## WHAT THE TASK ASKS
Each of the records must appear again, exactly as it was written.

(Beginning of PROVIDED MATERIAL)

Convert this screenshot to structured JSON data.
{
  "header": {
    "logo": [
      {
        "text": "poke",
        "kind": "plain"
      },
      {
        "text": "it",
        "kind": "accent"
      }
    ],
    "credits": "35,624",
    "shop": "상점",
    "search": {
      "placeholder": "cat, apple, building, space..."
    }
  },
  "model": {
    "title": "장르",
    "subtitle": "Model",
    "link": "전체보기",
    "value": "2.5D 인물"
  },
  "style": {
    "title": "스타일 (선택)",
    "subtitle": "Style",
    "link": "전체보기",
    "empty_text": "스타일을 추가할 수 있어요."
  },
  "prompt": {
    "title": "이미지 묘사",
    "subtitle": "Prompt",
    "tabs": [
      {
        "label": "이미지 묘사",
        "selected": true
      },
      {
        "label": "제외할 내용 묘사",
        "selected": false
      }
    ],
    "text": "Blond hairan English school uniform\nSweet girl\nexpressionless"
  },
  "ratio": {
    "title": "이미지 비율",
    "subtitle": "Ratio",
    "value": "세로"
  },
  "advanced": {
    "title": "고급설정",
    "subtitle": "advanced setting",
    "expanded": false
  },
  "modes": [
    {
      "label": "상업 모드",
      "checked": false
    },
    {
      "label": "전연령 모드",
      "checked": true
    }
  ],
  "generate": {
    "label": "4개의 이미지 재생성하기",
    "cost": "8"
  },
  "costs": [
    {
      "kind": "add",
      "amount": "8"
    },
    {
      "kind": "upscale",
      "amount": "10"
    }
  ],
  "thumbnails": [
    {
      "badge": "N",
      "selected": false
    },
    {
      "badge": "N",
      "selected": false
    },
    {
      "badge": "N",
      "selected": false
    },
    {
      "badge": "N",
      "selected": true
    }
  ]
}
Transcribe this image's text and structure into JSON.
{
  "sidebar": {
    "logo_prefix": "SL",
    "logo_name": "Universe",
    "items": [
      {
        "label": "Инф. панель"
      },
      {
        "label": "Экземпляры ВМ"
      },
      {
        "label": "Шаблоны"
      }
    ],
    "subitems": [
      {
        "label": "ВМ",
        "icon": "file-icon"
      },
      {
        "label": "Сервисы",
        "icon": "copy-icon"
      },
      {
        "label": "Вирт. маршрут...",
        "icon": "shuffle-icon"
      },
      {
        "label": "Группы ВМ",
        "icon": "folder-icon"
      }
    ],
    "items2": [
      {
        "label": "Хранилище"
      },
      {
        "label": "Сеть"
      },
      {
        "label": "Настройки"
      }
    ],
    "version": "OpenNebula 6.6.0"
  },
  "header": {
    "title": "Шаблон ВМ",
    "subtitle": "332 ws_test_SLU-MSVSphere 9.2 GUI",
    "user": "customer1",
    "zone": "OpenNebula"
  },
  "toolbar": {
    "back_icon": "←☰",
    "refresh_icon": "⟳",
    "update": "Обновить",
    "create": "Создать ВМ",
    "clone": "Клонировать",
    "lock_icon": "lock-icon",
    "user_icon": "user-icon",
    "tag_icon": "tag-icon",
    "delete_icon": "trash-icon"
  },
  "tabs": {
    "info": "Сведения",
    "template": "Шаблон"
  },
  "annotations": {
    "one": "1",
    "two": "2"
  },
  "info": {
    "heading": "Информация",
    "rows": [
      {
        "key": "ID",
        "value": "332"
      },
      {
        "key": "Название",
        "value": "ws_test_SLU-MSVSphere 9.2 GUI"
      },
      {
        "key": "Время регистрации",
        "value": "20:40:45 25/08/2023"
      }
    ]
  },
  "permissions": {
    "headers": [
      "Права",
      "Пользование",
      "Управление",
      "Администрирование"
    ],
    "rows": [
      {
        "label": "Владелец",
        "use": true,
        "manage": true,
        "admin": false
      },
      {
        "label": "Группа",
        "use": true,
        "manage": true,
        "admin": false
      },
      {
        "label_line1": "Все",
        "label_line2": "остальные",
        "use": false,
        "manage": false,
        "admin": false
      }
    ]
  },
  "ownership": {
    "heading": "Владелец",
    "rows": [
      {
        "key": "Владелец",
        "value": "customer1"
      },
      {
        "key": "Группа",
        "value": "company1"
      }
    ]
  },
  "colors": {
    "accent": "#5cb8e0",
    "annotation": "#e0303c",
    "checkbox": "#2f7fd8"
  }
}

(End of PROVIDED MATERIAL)

## ANSWER SPACE
Convert this screenshot to structured JSON data.
{
  "header": {
    "logo": [
      {
        "text": "poke",
        "kind": "plain"
      },
      {
        "text": "it",
        "kind": "accent"
      }
    ],
    "credits": "35,624",
    "shop": "상점",
    "search": {
      "placeholder": "cat, apple, building, space..."
    }
  },
  "model": {
    "title": "장르",
    "subtitle": "Model",
    "link": "전체보기",
    "value": "2.5D 인물"
  },
  "style": {
    "title": "스타일 (선택)",
    "subtitle": "Style",
    "link": "전체보기",
    "empty_text": "스타일을 추가할 수 있어요."
  },
  "prompt": {
    "title": "이미지 묘사",
    "subtitle": "Prompt",
    "tabs": [
      {
        "label": "이미지 묘사",
        "selected": true
      },
      {
        "label": "제외할 내용 묘사",
        "selected": false
      }
    ],
    "text": "Blond hairan English school uniform\nSweet girl\nexpressionless"
  },
  "ratio": {
    "title": "이미지 비율",
    "subtitle": "Ratio",
    "value": "세로"
  },
  "advanced": {
    "title": "고급설정",
    "subtitle": "advanced setting",
    "expanded": false
  },
  "modes": [
    {
      "label": "상업 모드",
      "checked": false
    },
    {
      "label": "전연령 모드",
      "checked": true
    }
  ],
  "generate": {
    "label": "4개의 이미지 재생성하기",
    "cost": "8"
  },
  "costs": [
    {
      "kind": "add",
      "amount": "8"
    },
    {
      "kind": "upscale",
      "amount": "10"
    }
  ],
  "thumbnails": [
    {
      "badge": "N",
      "selected": false
    },
    {
      "badge": "N",
      "selected": false
    },
    {
      "badge": "N",
      "selected": false
    },
    {
      "badge": "N",
      "selected": true
    }
  ]
}
Transcribe this image's text and structure into JSON.
{
  "sidebar": {
    "logo_prefix": "SL",
    "logo_name": "Universe",
    "items": [
      {
        "label": "Инф. панель"
      },
      {
        "label": "Экземпляры ВМ"
      },
      {
        "label": "Шаблоны"
      }
    ],
    "subitems": [
      {
        "label": "ВМ",
        "icon": "file-icon"
      },
      {
        "label": "Сервисы",
        "icon": "copy-icon"
      },
      {
        "label": "Вирт. маршрут...",
        "icon": "shuffle-icon"
      },
      {
        "label": "Группы ВМ",
        "icon": "folder-icon"
      }
    ],
    "items2": [
      {
        "label": "Хранилище"
      },
      {
        "label": "Сеть"
      },
      {
        "label": "Настройки"
      }
    ],
    "version": "OpenNebula 6.6.0"
  },
  "header": {
    "title": "Шаблон ВМ",
    "subtitle": "332 ws_test_SLU-MSVSphere 9.2 GUI",
    "user": "customer1",
    "zone": "OpenNebula"
  },
  "toolbar": {
    "back_icon": "←☰",
    "refresh_icon": "⟳",
    "update": "Обновить",
    "create": "Создать ВМ",
    "clone": "Клонировать",
    "lock_icon": "lock-icon",
    "user_icon": "user-icon",
    "tag_icon": "tag-icon",
    "delete_icon": "trash-icon"
  },
  "tabs": {
    "info": "Сведения",
    "template": "Шаблон"
  },
  "annotations": {
    "one": "1",
    "two": "2"
  },
  "info": {
    "heading": "Информация",
    "rows": [
      {
        "key": "ID",
        "value": "332"
      },
      {
        "key": "Название",
        "value": "ws_test_SLU-MSVSphere 9.2 GUI"
      },
      {
        "key": "Время регистрации",
        "value": "20:40:45 25/08/2023"
      }
    ]
  },
  "permissions": {
    "headers": [
      "Права",
      "Пользование",
      "Управление",
      "Администрирование"
    ],
    "rows": [
      {
        "label": "Владелец",
        "use": true,
        "manage": true,
        "admin": false
      },
      {
        "label": "Группа",
        "use": true,
        "manage": true,
        "admin": false
      },
      {
        "label_line1": "Все",
        "label_line2": "остальные",
        "use": false,
        "manage": false,
        "admin": false
      }
    ]
  },
  "ownership": {
    "heading": "Владелец",
    "rows": [
      {
        "key": "Владелец",
        "value": "customer1"
      },
      {
        "key": "Группа",
        "value": "company1"
      }
    ]
  },
  "colors": {
    "accent": "#5cb8e0",
    "annotation": "#e0303c",
    "checkbox": "#2f7fd8"
  }
}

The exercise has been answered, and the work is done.